SECURITIZATION WITH SUBPRIME CRISIS<br /><ul><li>The subprime crisis came about in large part because of financial instruments such as securitization where banks would pool their various loans into sellable assets, thus off-loading risky loans onto others
Starting in Wall Street, others followed quickly. With soaring profits, all wanted in, even if it went beyond their area of expertise.
Banks borrowed even more money to lend out so they could create more securitization. </li></li></ul><li>Cont..<br /><ul><li>Some investment banks like Lehman Brothers got into mortgages, buying them in order to securitize them and then sell them on.
Some banks loaned even more to have an excuse to securitize those loans.
Some banks evens started to buy securities from others.
Collateralized Debt Obligations, or CDOs (even more complex forms of securitization) spread the risk but were very complicated and often hid the bad loans. </li></li></ul><li>Cont..<br /><ul><li> High street banks got into a form of investment banking, buying, selling and trading risk. Investment banks, not content with buying, selling and trading risk, got into home loans, mortgages, etc without the right controls and management.
Many banks were taking on huge risks increasing their exposure to problems. </li></li></ul><li>Impact of securitization<br /> When people did eventually start to see problems.<br /><ul><li> Confidence fell quickly
Assets were losing in value so lenders wanted to take their money back.
Investment banks had little in deposits; no secure retail funding, so some collapsed quickly and dramatically.
Banks even with large capital reserves ran out, so they had to turn to governments for bail out.</li></li></ul><li>conclusion<br />This post discusses the questions, the details about the crisis. <br /><ul><li>This down cycle has much more to go, still in its earliest stages.
The de-leveraging of US households has just began. Purging of excess mortgage debt is the first step, credit card and auto loans are next to go.
The global rebalancing process has barely started.
How far will the U.S. government go in socializing the excess debt?</li></li></ul><li>Cont..<br /><ul><li>Will our markets recover from the extensive manipulation by the US government?
How long will U.S. government retain ownership?
A short-term fix followed by a quick return to private ownership.
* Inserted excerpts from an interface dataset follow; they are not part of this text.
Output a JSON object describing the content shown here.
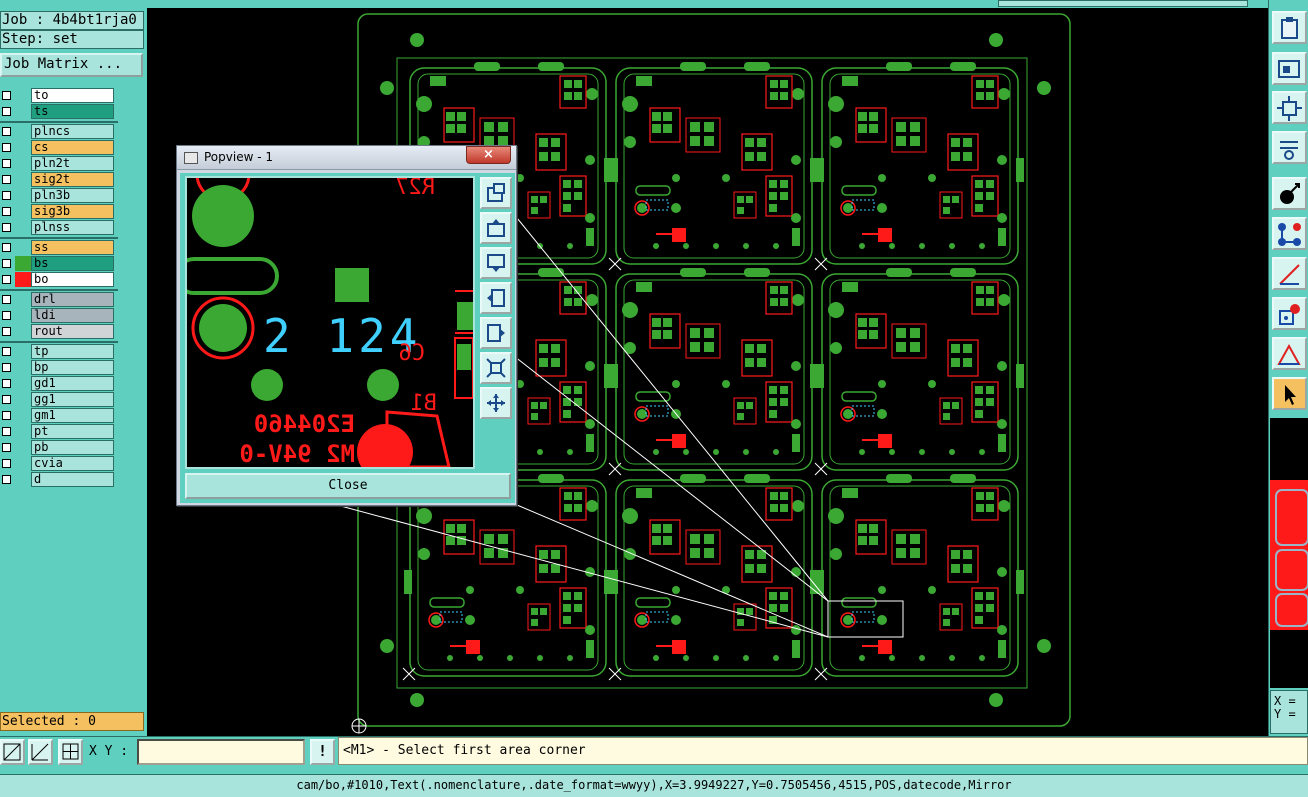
{
  "left_panel": {
    "job_label": "Job : 4b4bt1rja0",
    "step_label": "Step: set",
    "job_matrix_button": "Job Matrix ...",
    "selected_label": "Selected : 0",
    "layers": [
      {
        "name": "to",
        "bg": "#ffffff",
        "color": "",
        "group": 0
      },
      {
        "name": "ts",
        "bg": "#1f9e80",
        "color": "",
        "group": 0
      },
      {
        "name": "plncs",
        "bg": "#a8e4dc",
        "color": "",
        "group": 1
      },
      {
        "name": "cs",
        "bg": "#f5c060",
        "color": "",
        "group": 1
      },
      {
        "name": "pln2t",
        "bg": "#a8e4dc",
        "color": "",
        "group": 1
      },
      {
        "name": "sig2t",
        "bg": "#f5c060",
        "color": "",
        "group": 1
      },
      {
        "name": "pln3b",
        "bg": "#a8e4dc",
        "color": "",
        "group": 1
      },
      {
        "name": "sig3b",
        "bg": "#f5c060",
        "color": "",
        "group": 1
      },
      {
        "name": "plnss",
        "bg": "#a8e4dc",
        "color": "",
        "group": 1
      },
      {
        "name": "ss",
        "bg": "#f5c060",
        "color": "",
        "group": 2
      },
      {
        "name": "bs",
        "bg": "#1f9e80",
        "color": "#3aa832",
        "group": 2
      },
      {
        "name": "bo",
        "bg": "#ffffff",
        "color": "#ff1a1a",
        "group": 2
      },
      {
        "name": "drl",
        "bg": "#a8b4bc",
        "color": "",
        "group": 3
      },
      {
        "name": "ldi",
        "bg": "#a8b4bc",
        "color": "",
        "group": 3
      },
      {
        "name": "rout",
        "bg": "#d0d4d6",
        "color": "",
        "group": 3
      },
      {
        "name": "tp",
        "bg": "#a8e4dc",
        "color": "",
        "group": 4
      },
      {
        "name": "bp",
        "bg": "#a8e4dc",
        "color": "",
        "group": 4
      },
      {
        "name": "gd1",
        "bg": "#a8e4dc",
        "color": "",
        "group": 4
      },
      {
        "name": "gg1",
        "bg": "#a8e4dc",
        "color": "",
        "group": 4
      },
      {
        "name": "gm1",
        "bg": "#a8e4dc",
        "color": "",
        "group": 4
      },
      {
        "name": "pt",
        "bg": "#a8e4dc",
        "color": "",
        "group": 4
      },
      {
        "name": "pb",
        "bg": "#a8e4dc",
        "color": "",
        "group": 4
      },
      {
        "name": "cvia",
        "bg": "#a8e4dc",
        "color": "",
        "group": 4
      },
      {
        "name": "d",
        "bg": "#a8e4dc",
        "color": "",
        "group": 4
      }
    ]
  },
  "bottom": {
    "xy_label": "X Y :",
    "xy_input_value": "",
    "excl_label": "!",
    "prompt": "<M1> - Select first area corner",
    "status": "cam/bo,#1010,Text(.nomenclature,.date_format=wwyy),X=3.9949227,Y=0.7505456,4515,POS,datecode,Mirror"
  },
  "coords": {
    "x_label": "X =",
    "y_label": "Y ="
  },
  "popview": {
    "title": "Popview - 1",
    "close_x": "×",
    "close_button": "Close",
    "pv_text_digits": "2 124",
    "pv_text_ref1": "R27",
    "pv_text_ref2": "C6",
    "pv_text_ref3": "B1",
    "pv_text_ul1": "E204460",
    "pv_text_ul2": "M2 94V-0"
  },
  "colors": {
    "panel_teal": "#5fd0c0",
    "field_light": "#a8e4dc",
    "copper_green": "#3aa832",
    "silk_red": "#ff1a1a",
    "selected_orange": "#f5c060",
    "datecode_cyan": "#3fd0ff"
  },
  "icons": {
    "right_toolbar": [
      "clipboard-icon",
      "zoom-home-icon",
      "fit-screen-icon",
      "measure-tools-icon",
      "rotate-icon",
      "connect-nodes-icon",
      "draw-line-icon",
      "snap-icon",
      "triangle-ruler-icon",
      "pointer-icon"
    ],
    "bottom_toolbar": [
      "zoom-box-icon",
      "zoom-grid-icon",
      "grid-icon"
    ],
    "popview_toolbar": [
      "pv-copy-icon",
      "pv-up-icon",
      "pv-down-icon",
      "pv-left-icon",
      "pv-right-icon",
      "pv-fit-icon",
      "pv-zoom-icon"
    ]
  }
}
Or long-term ownership?
How much wealth will be transferred from the taxpayers to insiders by this process? </li></li></ul><li>THANK YOU<br />